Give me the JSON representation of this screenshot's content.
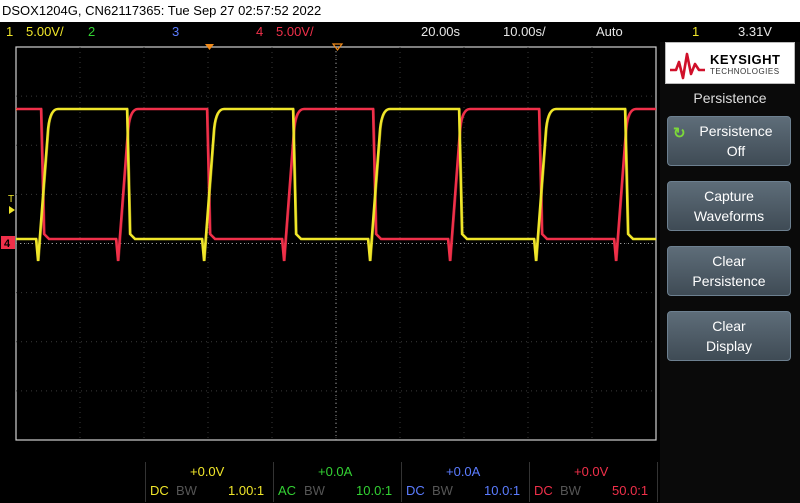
{
  "title_bar": {
    "text": "DSOX1204G, CN62117365: Tue Sep 27 02:57:52 2022"
  },
  "top_status": {
    "ch1_num": "1",
    "ch1_scale": "5.00V/",
    "ch2_num": "2",
    "ch3_num": "3",
    "ch4_num": "4",
    "ch4_scale": "5.00V/",
    "time_delay": "20.00s",
    "time_scale": "10.00s/",
    "trigger_mode": "Auto",
    "trigger_source": "1",
    "trigger_level": "3.31V"
  },
  "right_panel": {
    "logo_brand": "KEYSIGHT",
    "logo_sub": "TECHNOLOGIES",
    "menu_title": "Persistence",
    "softkeys": [
      {
        "line1": "Persistence",
        "line2": "Off"
      },
      {
        "line1": "Capture",
        "line2": "Waveforms"
      },
      {
        "line1": "Clear",
        "line2": "Persistence"
      },
      {
        "line1": "Clear",
        "line2": "Display"
      }
    ]
  },
  "markers": {
    "trigger_label": "T",
    "ch4_marker": "4"
  },
  "bottom_channels": [
    {
      "offset": "+0.0V",
      "coupling": "DC",
      "bw": "BW",
      "probe": "1.00:1"
    },
    {
      "offset": "+0.0A",
      "coupling": "AC",
      "bw": "BW",
      "probe": "10.0:1"
    },
    {
      "offset": "+0.0A",
      "coupling": "DC",
      "bw": "BW",
      "probe": "10.0:1"
    },
    {
      "offset": "+0.0V",
      "coupling": "DC",
      "bw": "BW",
      "probe": "50.0:1"
    }
  ],
  "colors": {
    "ch1": "#f0e62a",
    "ch2": "#33d133",
    "ch3": "#5b7cff",
    "ch4": "#f0304a",
    "softkey_accent": "#7cd83a"
  },
  "icons": {
    "persistence_toggle": "circular-arrow-icon",
    "keysight_logo": "waveform-logo-icon"
  }
}
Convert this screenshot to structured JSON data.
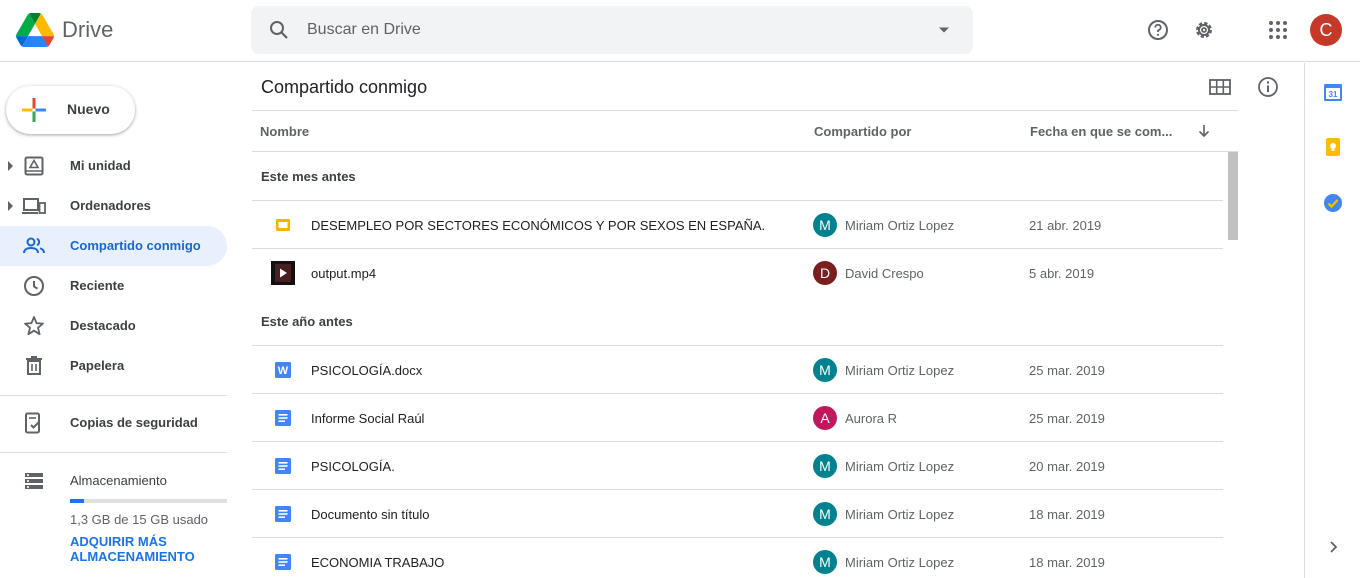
{
  "header": {
    "app_name": "Drive",
    "search_placeholder": "Buscar en Drive",
    "avatar_letter": "C",
    "avatar_color": "#c53929"
  },
  "sidebar": {
    "new_label": "Nuevo",
    "items": [
      {
        "label": "Mi unidad",
        "icon": "my-drive-icon"
      },
      {
        "label": "Ordenadores",
        "icon": "computers-icon"
      },
      {
        "label": "Compartido conmigo",
        "icon": "shared-icon",
        "active": true
      },
      {
        "label": "Reciente",
        "icon": "clock-icon"
      },
      {
        "label": "Destacado",
        "icon": "star-icon"
      },
      {
        "label": "Papelera",
        "icon": "trash-icon"
      }
    ],
    "backups_label": "Copias de seguridad",
    "storage": {
      "label": "Almacenamiento",
      "used_text": "1,3 GB de 15 GB usado",
      "used_fraction": 0.087,
      "buy_label": "ADQUIRIR MÁS ALMACENAMIENTO"
    }
  },
  "main": {
    "title": "Compartido conmigo",
    "columns": {
      "name": "Nombre",
      "shared_by": "Compartido por",
      "date": "Fecha en que se com..."
    },
    "groups": [
      {
        "label": "Este mes antes",
        "files": [
          {
            "name": "DESEMPLEO POR SECTORES ECONÓMICOS Y POR SEXOS EN ESPAÑA.",
            "type": "slides",
            "owner": "Miriam Ortiz Lopez",
            "owner_initial": "M",
            "owner_color": "#00838f",
            "date": "21 abr. 2019"
          },
          {
            "name": "output.mp4",
            "type": "video",
            "owner": "David Crespo",
            "owner_initial": "D",
            "owner_color": "#7a1f1f",
            "date": "5 abr. 2019"
          }
        ]
      },
      {
        "label": "Este año antes",
        "files": [
          {
            "name": "PSICOLOGÍA.docx",
            "type": "word",
            "owner": "Miriam Ortiz Lopez",
            "owner_initial": "M",
            "owner_color": "#00838f",
            "date": "25 mar. 2019"
          },
          {
            "name": "Informe Social Raúl",
            "type": "doc",
            "owner": "Aurora R",
            "owner_initial": "A",
            "owner_color": "#c2185b",
            "date": "25 mar. 2019"
          },
          {
            "name": "PSICOLOGÍA.",
            "type": "doc",
            "owner": "Miriam Ortiz Lopez",
            "owner_initial": "M",
            "owner_color": "#00838f",
            "date": "20 mar. 2019"
          },
          {
            "name": "Documento sin título",
            "type": "doc",
            "owner": "Miriam Ortiz Lopez",
            "owner_initial": "M",
            "owner_color": "#00838f",
            "date": "18 mar. 2019"
          },
          {
            "name": "ECONOMIA TRABAJO",
            "type": "doc",
            "owner": "Miriam Ortiz Lopez",
            "owner_initial": "M",
            "owner_color": "#00838f",
            "date": "18 mar. 2019"
          }
        ]
      }
    ]
  },
  "right_panel": {
    "calendar_day": "31",
    "icons": [
      "calendar-icon",
      "keep-icon",
      "tasks-icon",
      "chevron-right-icon"
    ]
  }
}
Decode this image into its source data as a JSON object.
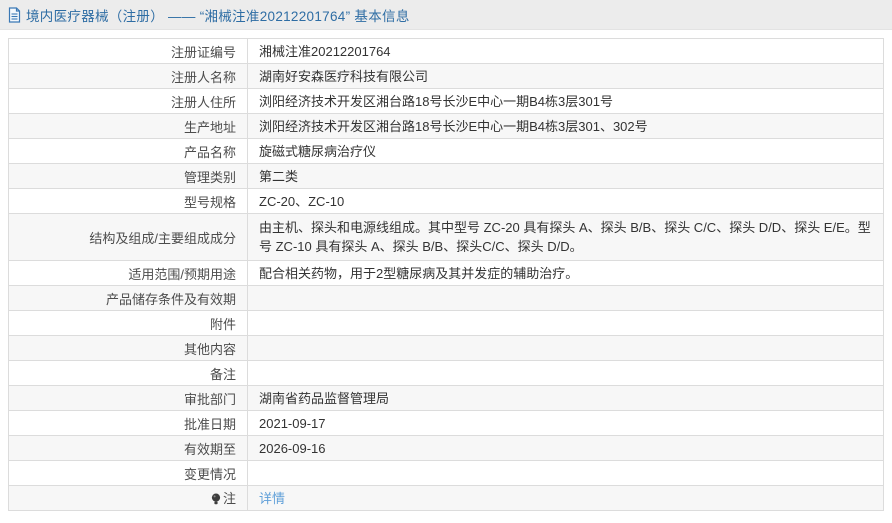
{
  "header": {
    "title": "境内医疗器械（注册） —— “湘械注准20212201764” 基本信息"
  },
  "colors": {
    "title_blue": "#2e6da4",
    "link_blue": "#5f9fd8",
    "header_bg": "#ececec",
    "alt_row_bg": "#f7f7f7",
    "border": "#dcdcdc"
  },
  "icons": {
    "title_icon": "document-icon",
    "note_row_icon": "note-bulb-icon"
  },
  "table": {
    "rows": [
      {
        "label": "注册证编号",
        "value": "湘械注准20212201764"
      },
      {
        "label": "注册人名称",
        "value": "湖南好安森医疗科技有限公司"
      },
      {
        "label": "注册人住所",
        "value": "浏阳经济技术开发区湘台路18号长沙E中心一期B4栋3层301号"
      },
      {
        "label": "生产地址",
        "value": "浏阳经济技术开发区湘台路18号长沙E中心一期B4栋3层301、302号"
      },
      {
        "label": "产品名称",
        "value": "旋磁式糖尿病治疗仪"
      },
      {
        "label": "管理类别",
        "value": "第二类"
      },
      {
        "label": "型号规格",
        "value": "ZC-20、ZC-10"
      },
      {
        "label": "结构及组成/主要组成成分",
        "value": "由主机、探头和电源线组成。其中型号 ZC-20 具有探头 A、探头 B/B、探头 C/C、探头 D/D、探头 E/E。型号 ZC-10 具有探头 A、探头 B/B、探头C/C、探头 D/D。"
      },
      {
        "label": "适用范围/预期用途",
        "value": "配合相关药物，用于2型糖尿病及其并发症的辅助治疗。"
      },
      {
        "label": "产品储存条件及有效期",
        "value": ""
      },
      {
        "label": "附件",
        "value": ""
      },
      {
        "label": "其他内容",
        "value": ""
      },
      {
        "label": "备注",
        "value": ""
      },
      {
        "label": "审批部门",
        "value": "湖南省药品监督管理局"
      },
      {
        "label": "批准日期",
        "value": "2021-09-17"
      },
      {
        "label": "有效期至",
        "value": "2026-09-16"
      },
      {
        "label": "变更情况",
        "value": ""
      },
      {
        "label": "注",
        "value": "详情"
      }
    ]
  }
}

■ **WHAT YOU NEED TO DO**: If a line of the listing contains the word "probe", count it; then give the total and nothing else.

■ **EXERCISE ANSWER**: 4